▸ Problem requirements: Look through the entries that follow and return each line that has the string "JSON".

▸ Exercise data:
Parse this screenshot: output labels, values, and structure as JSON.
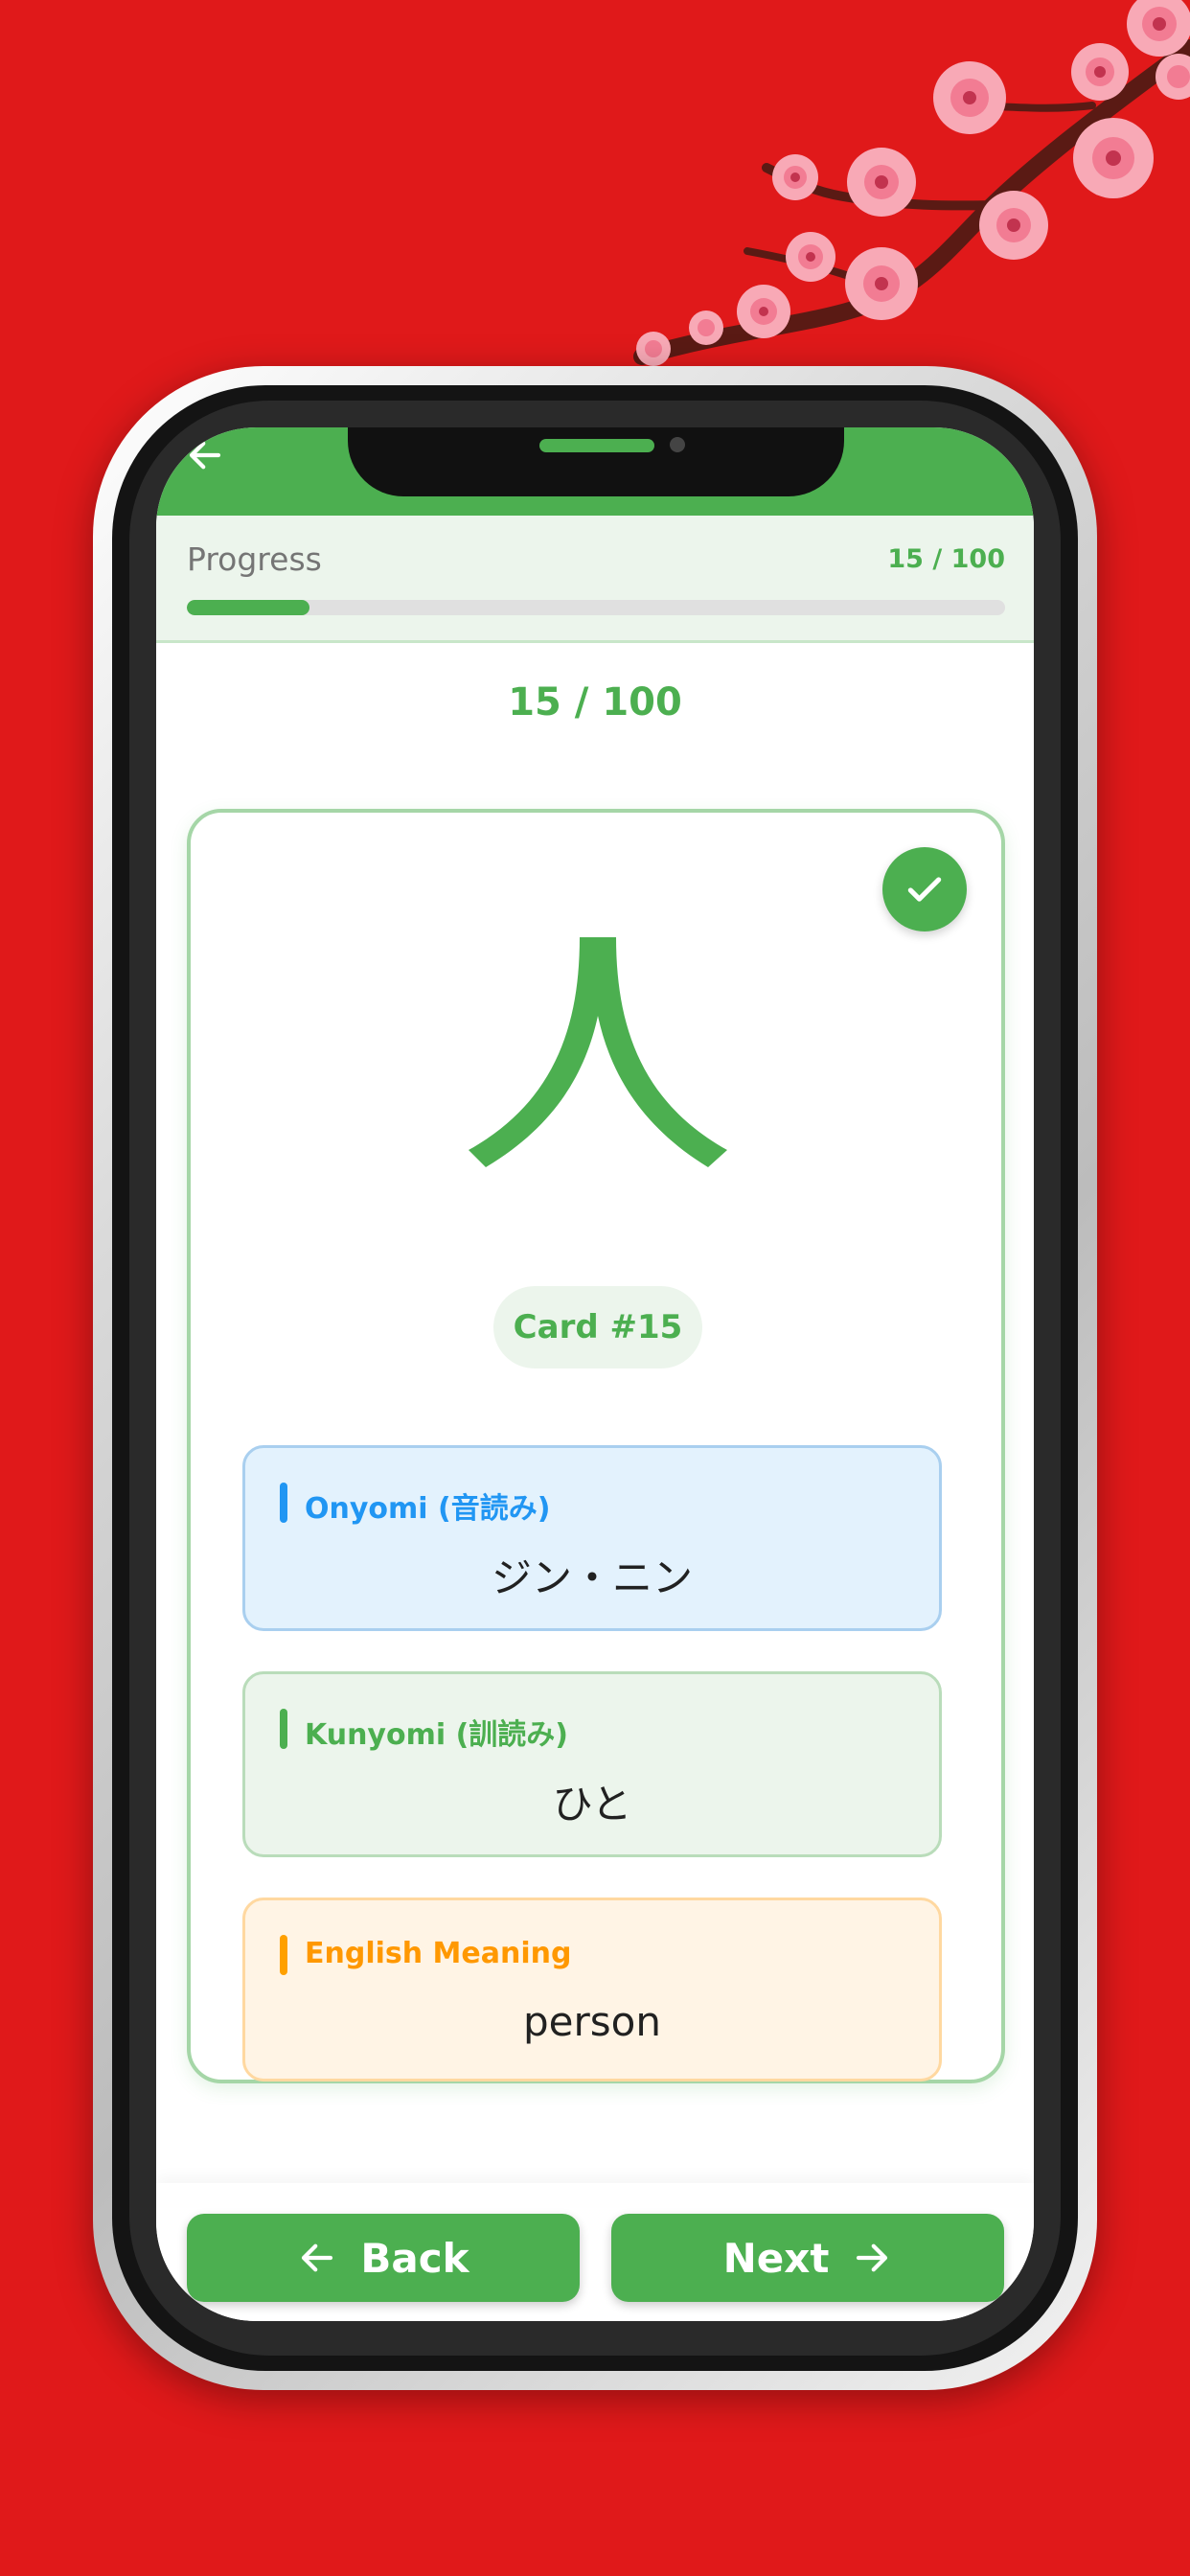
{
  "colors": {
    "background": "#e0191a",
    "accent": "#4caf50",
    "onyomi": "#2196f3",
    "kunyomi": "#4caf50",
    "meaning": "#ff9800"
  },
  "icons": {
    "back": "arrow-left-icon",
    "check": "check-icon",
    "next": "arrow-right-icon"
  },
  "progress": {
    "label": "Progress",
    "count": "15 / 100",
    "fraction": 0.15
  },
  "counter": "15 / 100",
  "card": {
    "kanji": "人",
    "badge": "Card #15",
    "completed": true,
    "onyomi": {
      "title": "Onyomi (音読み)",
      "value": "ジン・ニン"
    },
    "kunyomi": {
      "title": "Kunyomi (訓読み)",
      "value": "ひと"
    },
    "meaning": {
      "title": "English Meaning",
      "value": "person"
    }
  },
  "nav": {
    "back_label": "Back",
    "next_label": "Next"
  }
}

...

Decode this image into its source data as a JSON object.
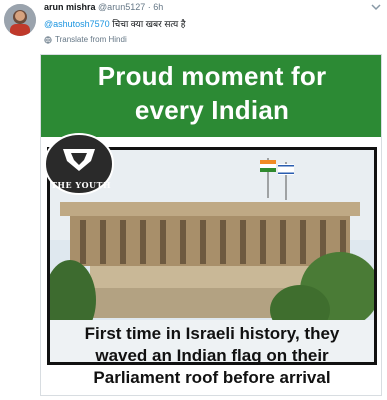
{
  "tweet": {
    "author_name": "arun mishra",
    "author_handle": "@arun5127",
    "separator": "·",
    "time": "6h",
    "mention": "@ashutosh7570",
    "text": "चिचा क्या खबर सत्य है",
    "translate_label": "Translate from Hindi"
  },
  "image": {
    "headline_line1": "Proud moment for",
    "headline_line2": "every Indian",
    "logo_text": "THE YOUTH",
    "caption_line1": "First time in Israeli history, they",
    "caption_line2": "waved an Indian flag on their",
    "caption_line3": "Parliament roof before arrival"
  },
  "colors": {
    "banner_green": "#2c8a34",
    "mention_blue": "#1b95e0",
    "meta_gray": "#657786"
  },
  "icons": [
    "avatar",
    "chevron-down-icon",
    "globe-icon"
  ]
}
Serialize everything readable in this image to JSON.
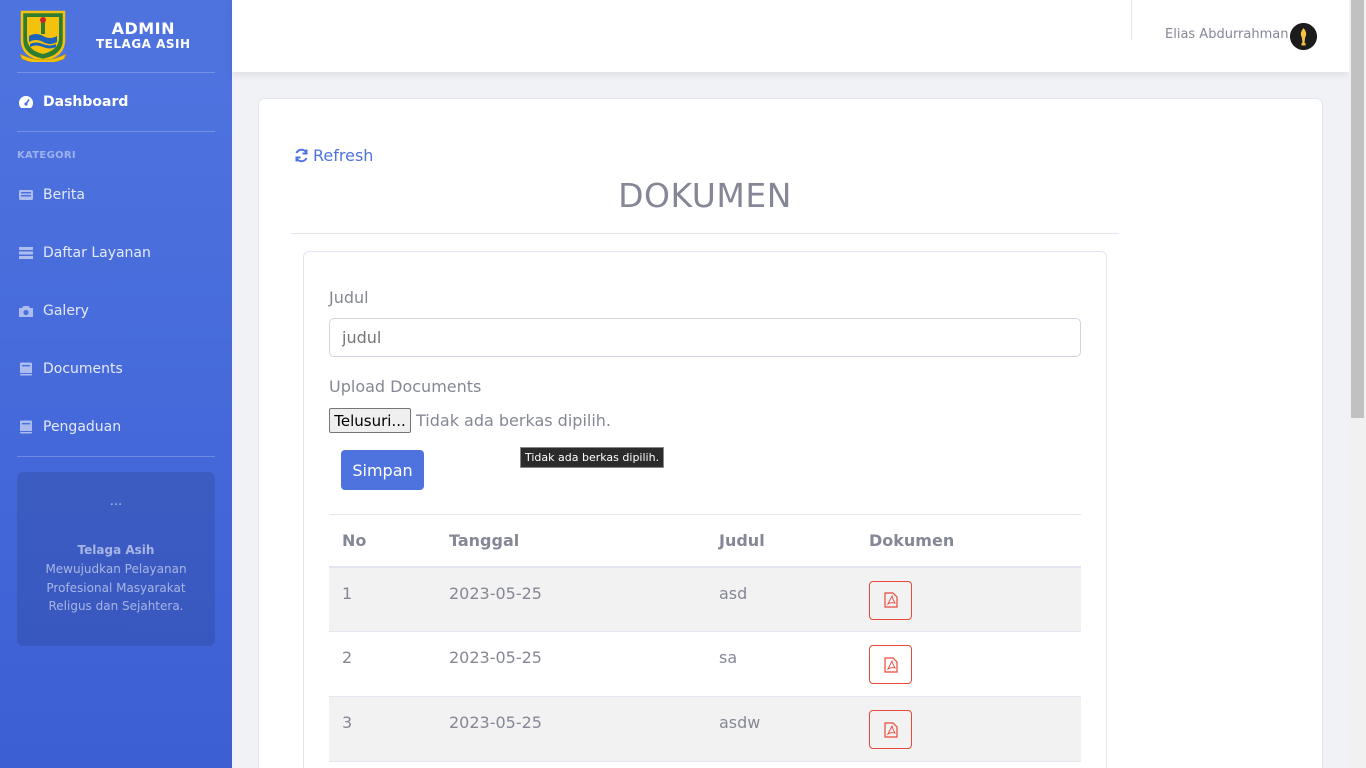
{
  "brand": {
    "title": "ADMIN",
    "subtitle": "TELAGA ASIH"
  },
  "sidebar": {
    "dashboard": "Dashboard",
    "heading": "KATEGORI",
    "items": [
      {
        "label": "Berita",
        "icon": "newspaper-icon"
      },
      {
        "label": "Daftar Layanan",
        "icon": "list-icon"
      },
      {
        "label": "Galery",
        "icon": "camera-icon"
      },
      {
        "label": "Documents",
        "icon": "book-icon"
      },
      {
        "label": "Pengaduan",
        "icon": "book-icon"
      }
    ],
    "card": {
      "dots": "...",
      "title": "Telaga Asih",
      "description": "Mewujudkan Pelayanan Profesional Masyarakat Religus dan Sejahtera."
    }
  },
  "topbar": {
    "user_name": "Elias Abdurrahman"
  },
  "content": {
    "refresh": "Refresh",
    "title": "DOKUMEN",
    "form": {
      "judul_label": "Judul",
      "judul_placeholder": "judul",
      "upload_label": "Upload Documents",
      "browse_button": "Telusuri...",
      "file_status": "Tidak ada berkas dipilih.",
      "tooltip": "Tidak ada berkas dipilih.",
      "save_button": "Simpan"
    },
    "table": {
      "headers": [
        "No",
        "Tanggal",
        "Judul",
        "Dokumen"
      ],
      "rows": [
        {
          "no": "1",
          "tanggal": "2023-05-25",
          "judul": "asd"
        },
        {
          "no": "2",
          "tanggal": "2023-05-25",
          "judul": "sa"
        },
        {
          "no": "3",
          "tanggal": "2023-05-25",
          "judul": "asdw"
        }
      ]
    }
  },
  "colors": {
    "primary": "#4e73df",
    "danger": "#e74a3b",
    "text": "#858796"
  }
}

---

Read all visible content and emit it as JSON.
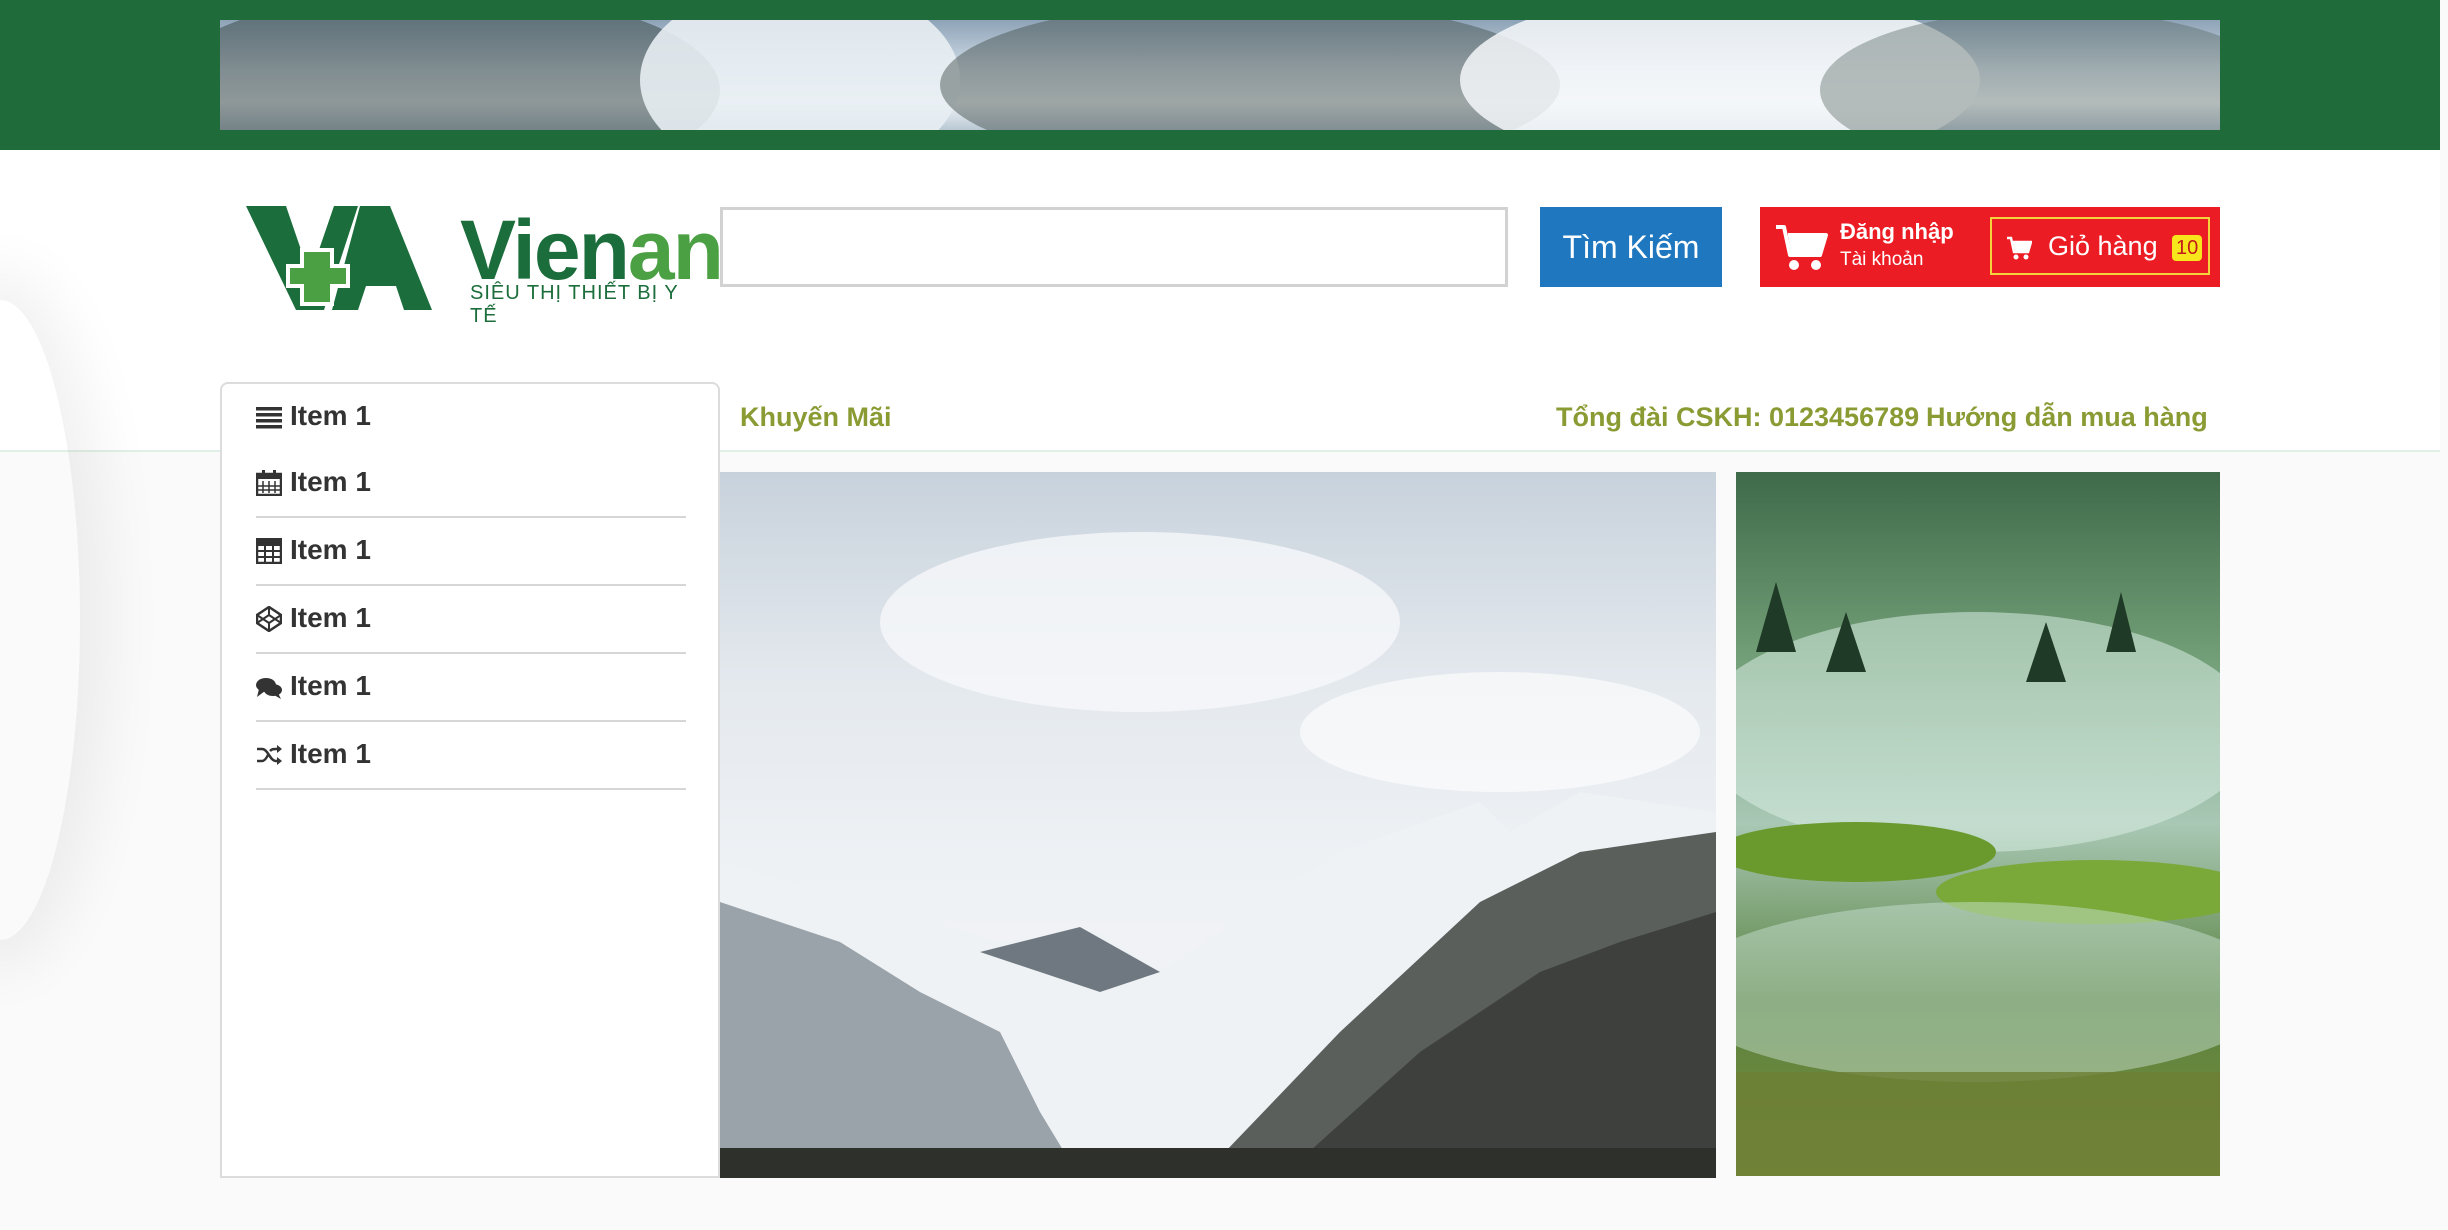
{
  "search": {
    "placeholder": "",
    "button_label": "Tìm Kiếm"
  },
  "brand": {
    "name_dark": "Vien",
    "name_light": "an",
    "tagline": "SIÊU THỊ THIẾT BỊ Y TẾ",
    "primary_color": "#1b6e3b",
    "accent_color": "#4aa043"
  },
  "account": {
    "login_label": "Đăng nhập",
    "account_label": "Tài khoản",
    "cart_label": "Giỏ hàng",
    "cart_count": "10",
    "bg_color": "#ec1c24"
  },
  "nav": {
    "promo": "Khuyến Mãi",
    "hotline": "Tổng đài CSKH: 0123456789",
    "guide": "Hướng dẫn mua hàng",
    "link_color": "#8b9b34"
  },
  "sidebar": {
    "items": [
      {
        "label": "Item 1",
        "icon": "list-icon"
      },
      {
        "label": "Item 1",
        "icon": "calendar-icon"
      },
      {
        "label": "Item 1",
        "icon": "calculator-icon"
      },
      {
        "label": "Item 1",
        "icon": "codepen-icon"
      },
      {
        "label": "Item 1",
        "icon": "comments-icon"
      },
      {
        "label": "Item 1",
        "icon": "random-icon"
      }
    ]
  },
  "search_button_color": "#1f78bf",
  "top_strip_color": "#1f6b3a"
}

▸ Reply:
Parse this screenshot: output labels, values, and structure as JSON.
Decode this image into its source data as a JSON object.
Serialize everything readable in this image to JSON.
Read all visible content and emit it as JSON.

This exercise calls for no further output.